Space heating data with correction factors applied



University of Bath
Rights Holder


Data collection method:

This data collates data from three sources 1. Data from the Technlogy Strategy Board's Building Performance Evaluation Program, which is available on the 2. Data from Passivhaus consultants - this is not public data 3. Data from home owners - this is not public data. Data was collected using a variety of the methods, outline in the paper

Technical details and requirements:

Data was collated in R software


Engineering and Physical Sciences Research Council (EPSRC)

EPSRC Centre for Doctoral Training in the Decarbonisation of the Built Environment (DBE)

Publication details

Publication date: 12 June 2020
by: University of Bath

Version: 1


URL for this record:

Related papers and books

Mitchell, R., and Natarajan, S., 2020. UK Passivhaus and the energy performance gap.

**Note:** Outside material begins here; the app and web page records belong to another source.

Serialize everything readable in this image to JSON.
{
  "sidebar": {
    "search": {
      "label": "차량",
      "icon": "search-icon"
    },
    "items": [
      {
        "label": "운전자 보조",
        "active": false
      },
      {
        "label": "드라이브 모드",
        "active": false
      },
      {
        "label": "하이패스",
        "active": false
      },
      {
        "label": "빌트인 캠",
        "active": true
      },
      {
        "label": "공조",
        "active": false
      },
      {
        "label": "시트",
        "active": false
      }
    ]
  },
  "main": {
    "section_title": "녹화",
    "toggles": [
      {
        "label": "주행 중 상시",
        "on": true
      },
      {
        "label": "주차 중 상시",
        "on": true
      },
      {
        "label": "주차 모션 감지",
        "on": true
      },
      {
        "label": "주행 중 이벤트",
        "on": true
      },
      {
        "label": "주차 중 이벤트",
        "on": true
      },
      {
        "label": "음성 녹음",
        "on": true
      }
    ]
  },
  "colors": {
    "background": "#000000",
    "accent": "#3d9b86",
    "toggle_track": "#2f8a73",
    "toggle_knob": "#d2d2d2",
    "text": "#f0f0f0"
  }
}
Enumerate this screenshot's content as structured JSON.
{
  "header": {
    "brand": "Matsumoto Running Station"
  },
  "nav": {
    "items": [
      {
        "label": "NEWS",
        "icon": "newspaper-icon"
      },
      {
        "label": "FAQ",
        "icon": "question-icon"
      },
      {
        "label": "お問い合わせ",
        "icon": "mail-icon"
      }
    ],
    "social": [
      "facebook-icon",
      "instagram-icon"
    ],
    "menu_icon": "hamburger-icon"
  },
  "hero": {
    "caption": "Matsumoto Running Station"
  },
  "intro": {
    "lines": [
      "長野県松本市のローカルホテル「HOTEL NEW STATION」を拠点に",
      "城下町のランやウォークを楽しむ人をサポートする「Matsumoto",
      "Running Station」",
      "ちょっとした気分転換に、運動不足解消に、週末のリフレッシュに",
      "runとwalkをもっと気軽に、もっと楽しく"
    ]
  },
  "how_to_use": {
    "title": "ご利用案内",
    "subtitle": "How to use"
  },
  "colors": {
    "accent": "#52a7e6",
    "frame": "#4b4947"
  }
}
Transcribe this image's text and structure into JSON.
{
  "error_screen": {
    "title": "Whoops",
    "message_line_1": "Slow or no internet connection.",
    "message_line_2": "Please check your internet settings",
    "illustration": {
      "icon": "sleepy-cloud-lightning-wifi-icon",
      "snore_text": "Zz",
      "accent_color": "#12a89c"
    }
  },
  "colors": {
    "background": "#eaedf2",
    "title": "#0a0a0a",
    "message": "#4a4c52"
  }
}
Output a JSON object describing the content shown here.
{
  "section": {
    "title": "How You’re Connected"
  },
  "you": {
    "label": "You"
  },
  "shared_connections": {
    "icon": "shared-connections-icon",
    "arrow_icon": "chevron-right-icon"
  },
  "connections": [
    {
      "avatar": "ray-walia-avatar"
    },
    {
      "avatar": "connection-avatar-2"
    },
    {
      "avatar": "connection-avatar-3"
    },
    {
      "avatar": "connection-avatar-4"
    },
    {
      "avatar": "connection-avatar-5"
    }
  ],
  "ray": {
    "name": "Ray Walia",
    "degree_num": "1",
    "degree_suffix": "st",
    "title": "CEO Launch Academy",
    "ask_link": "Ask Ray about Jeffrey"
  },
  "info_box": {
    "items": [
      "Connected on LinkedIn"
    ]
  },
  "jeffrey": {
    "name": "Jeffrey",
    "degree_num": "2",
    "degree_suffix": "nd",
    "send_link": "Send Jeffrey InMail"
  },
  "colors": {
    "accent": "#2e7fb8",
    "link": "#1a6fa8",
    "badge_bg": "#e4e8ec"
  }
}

Energy and Buildings, 224, 110240. Available from:

Contact information

Please contact the Research Data Service in the first instance for all matters concerning this item.

Contact person: Sukumar Natarajan


Faculty of Engineering & Design
Architecture & Civil Engineering

Research Centres & Institutes
Centre for Doctoral Training in Decarbonisation of the Built Environment (dCarb)